Your instructions
Repeat each entry as written, dropping any picture you find.

Data about app and page elements:
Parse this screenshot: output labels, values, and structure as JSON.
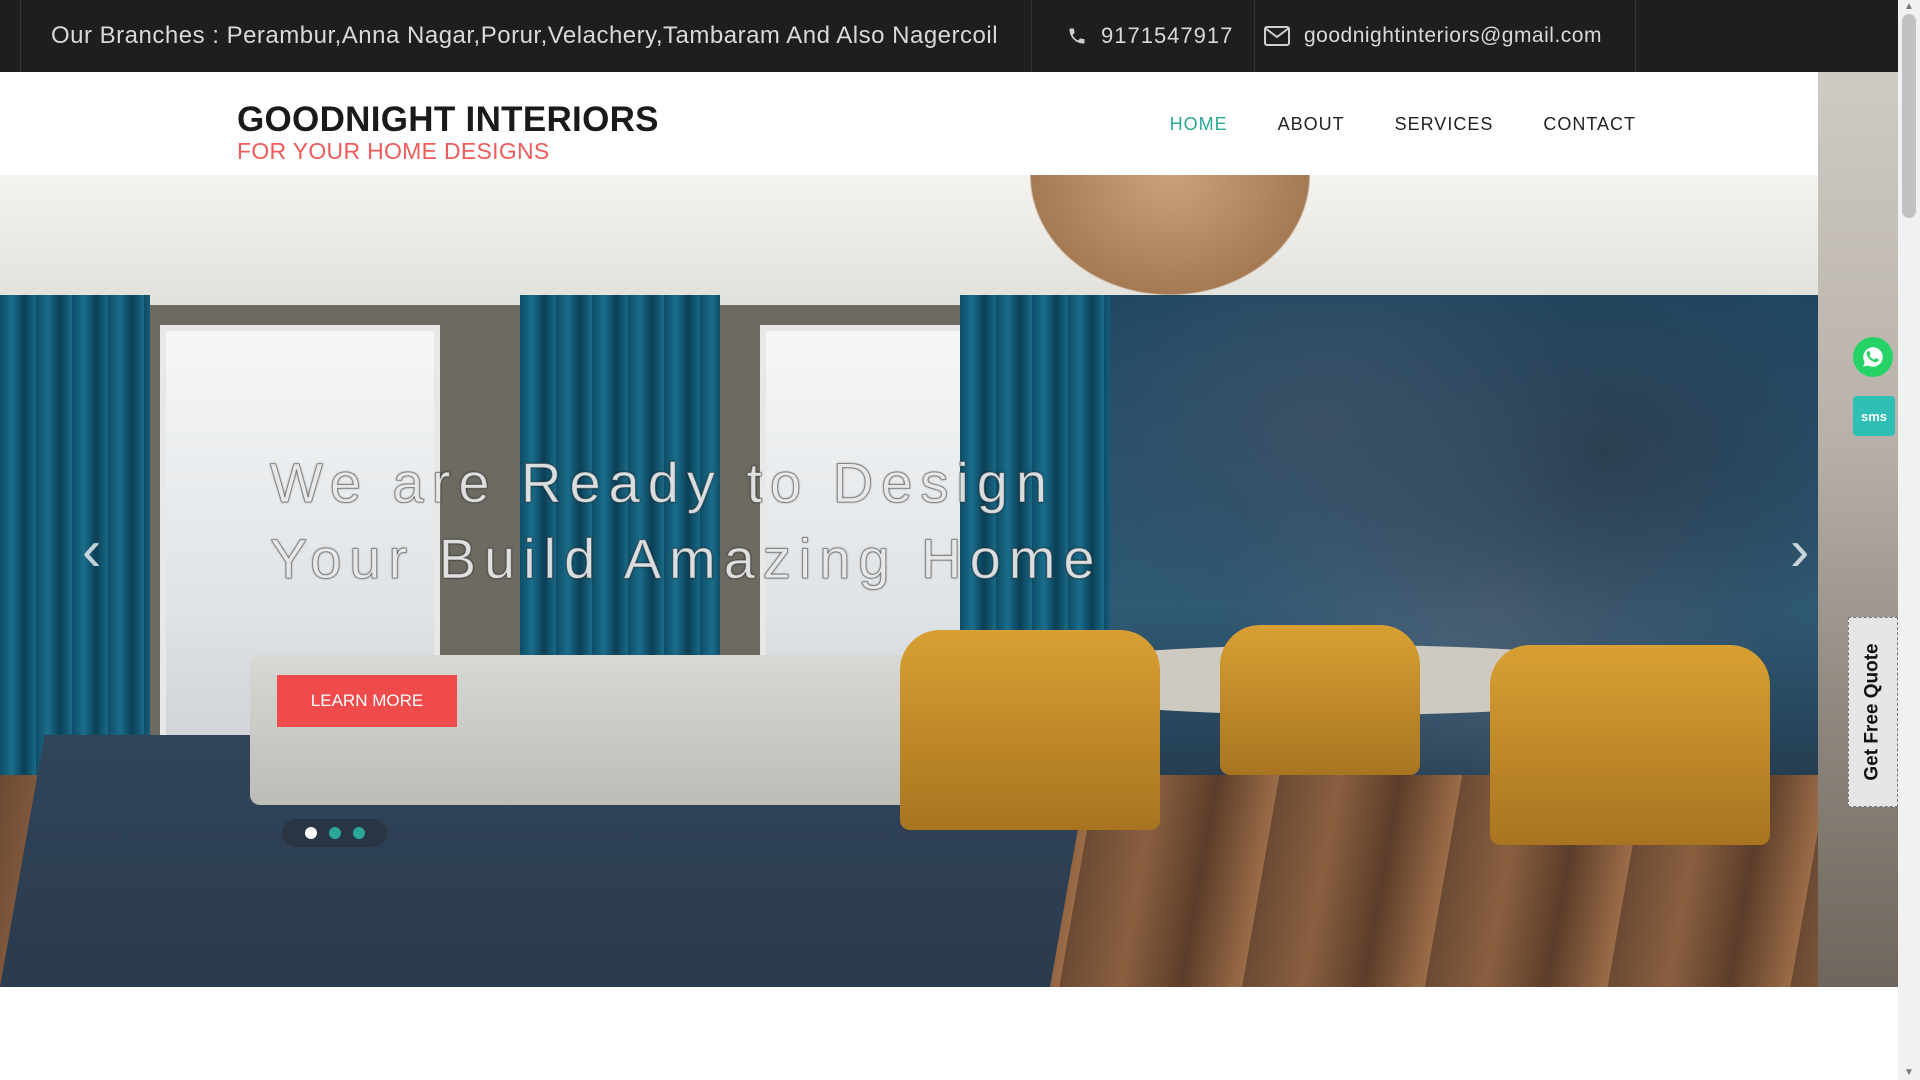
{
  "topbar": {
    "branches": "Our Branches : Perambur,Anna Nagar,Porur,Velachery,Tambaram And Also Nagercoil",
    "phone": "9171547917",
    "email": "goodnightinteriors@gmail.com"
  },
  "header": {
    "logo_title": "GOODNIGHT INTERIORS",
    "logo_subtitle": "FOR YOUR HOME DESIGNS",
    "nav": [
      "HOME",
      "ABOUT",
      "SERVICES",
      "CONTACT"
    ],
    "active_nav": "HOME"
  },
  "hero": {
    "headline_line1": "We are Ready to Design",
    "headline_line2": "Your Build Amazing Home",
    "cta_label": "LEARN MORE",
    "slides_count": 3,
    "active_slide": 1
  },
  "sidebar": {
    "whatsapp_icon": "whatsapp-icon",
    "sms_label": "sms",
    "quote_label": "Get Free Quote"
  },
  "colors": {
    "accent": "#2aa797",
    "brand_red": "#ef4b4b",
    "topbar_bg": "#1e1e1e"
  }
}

Solution to this exercise
Parse this screenshot: output labels, values, and structure as JSON.
{
  "topbar": {
    "branches": "Our Branches : Perambur,Anna Nagar,Porur,Velachery,Tambaram And Also Nagercoil",
    "phone": "9171547917",
    "email": "goodnightinteriors@gmail.com"
  },
  "header": {
    "logo_title": "GOODNIGHT INTERIORS",
    "logo_subtitle": "FOR YOUR HOME DESIGNS",
    "nav": [
      "HOME",
      "ABOUT",
      "SERVICES",
      "CONTACT"
    ],
    "active_nav": "HOME"
  },
  "hero": {
    "headline_line1": "We are Ready to Design",
    "headline_line2": "Your Build Amazing Home",
    "cta_label": "LEARN MORE",
    "slides_count": 3,
    "active_slide": 1
  },
  "sidebar": {
    "whatsapp_icon": "whatsapp-icon",
    "sms_label": "sms",
    "quote_label": "Get Free Quote"
  },
  "colors": {
    "accent": "#2aa797",
    "brand_red": "#ef4b4b",
    "topbar_bg": "#1e1e1e"
  }
}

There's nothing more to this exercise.